On Saturday night, Jonathan Vilma filed his second lawsuit against the NFL in U.S. District Court in New Orleans. In his latest filing the Saints Linebacker has asked for a quick ruling on his supension appeal and, alternatively, for a temporary restraining order that would permit Vilma to continue working should Goodell uphold the ruling.
According to the CBA, argues Vilma, the NFL should have made a ruling "as soon as practicable" and should have been June 25, the first business day after the record was closed. Since the players refused to offer new evidence in protest, the League should have made a decision quickly. Vilma also used the new suit to reiterate some of the claims we have grown accustomed to in this scandal-gate, with a few twists.
His suit also claims that the few key pieces of evidence the league shared are flawed, including printed reproductions of handwritten notes.

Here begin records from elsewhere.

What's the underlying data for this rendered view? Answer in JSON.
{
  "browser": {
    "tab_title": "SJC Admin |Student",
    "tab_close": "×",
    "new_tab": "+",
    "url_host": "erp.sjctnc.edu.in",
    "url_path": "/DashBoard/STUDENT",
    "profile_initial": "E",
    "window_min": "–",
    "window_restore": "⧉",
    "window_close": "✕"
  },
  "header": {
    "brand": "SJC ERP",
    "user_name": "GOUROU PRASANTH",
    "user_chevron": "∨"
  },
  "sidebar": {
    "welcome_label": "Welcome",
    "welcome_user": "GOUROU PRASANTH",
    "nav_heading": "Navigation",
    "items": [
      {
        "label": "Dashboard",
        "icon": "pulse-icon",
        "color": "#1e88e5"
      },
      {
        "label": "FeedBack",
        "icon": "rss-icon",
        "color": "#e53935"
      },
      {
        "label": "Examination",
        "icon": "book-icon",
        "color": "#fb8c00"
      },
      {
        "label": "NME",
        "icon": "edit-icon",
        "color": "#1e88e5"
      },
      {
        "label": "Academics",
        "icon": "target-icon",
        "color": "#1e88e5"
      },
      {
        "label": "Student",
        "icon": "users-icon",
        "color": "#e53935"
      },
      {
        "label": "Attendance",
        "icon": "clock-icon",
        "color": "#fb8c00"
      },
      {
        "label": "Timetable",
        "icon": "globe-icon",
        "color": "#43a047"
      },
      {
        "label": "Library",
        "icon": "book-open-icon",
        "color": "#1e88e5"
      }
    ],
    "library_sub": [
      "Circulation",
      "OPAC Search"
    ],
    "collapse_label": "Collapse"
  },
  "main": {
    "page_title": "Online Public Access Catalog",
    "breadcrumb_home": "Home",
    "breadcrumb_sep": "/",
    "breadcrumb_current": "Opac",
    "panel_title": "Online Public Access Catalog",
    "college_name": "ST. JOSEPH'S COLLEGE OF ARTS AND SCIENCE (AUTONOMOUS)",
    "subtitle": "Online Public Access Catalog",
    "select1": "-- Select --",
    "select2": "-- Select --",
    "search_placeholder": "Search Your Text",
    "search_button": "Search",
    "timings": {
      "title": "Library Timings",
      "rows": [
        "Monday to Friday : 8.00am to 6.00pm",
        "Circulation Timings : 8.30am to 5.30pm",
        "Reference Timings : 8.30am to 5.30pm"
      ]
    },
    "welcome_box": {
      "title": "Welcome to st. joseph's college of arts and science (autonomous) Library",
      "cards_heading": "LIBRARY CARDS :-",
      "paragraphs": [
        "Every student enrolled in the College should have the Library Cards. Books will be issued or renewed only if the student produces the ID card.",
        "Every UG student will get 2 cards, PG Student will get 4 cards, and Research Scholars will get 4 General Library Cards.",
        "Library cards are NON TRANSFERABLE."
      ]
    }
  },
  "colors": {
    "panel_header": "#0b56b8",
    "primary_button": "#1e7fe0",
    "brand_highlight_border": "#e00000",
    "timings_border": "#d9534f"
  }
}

"The NFL's alteration of other documents evidences that the NFL cannot substantiate the suspension, and undermines the integrity of the process," Vilma's lawsuit states.
The credibility attacks do not end there. Vilma alleges that fired assistant coach Mike Cerullo, a man responsible for providing information key to the NFL's investigation, had a vendetta against the Saints after being fired and receiving what he claims was an imitation, cubic zirconia, Super Bowl ring.
More important than that ridiculous allegation is the one alleging Cerullo created a document listing bounty pledges for the 2009-2010 season NFC Championship game "well after the 2009 NFC Championship game and in an effort to gain revenge against the Saints." The Vilma suit also alleges that Cerullo retracted his statements made to the NFL, an allegation the NFL has denied.
Finally, Vilma alleges that a "close friend and associate" of former defensive coordinator Greg Williams, claims Williams never admitted to the existence of a bounty program in discussions with Goodell. This, however, sounds like another in a line of exercises in semantics as Williams did admit to participating in a "pay for performance program."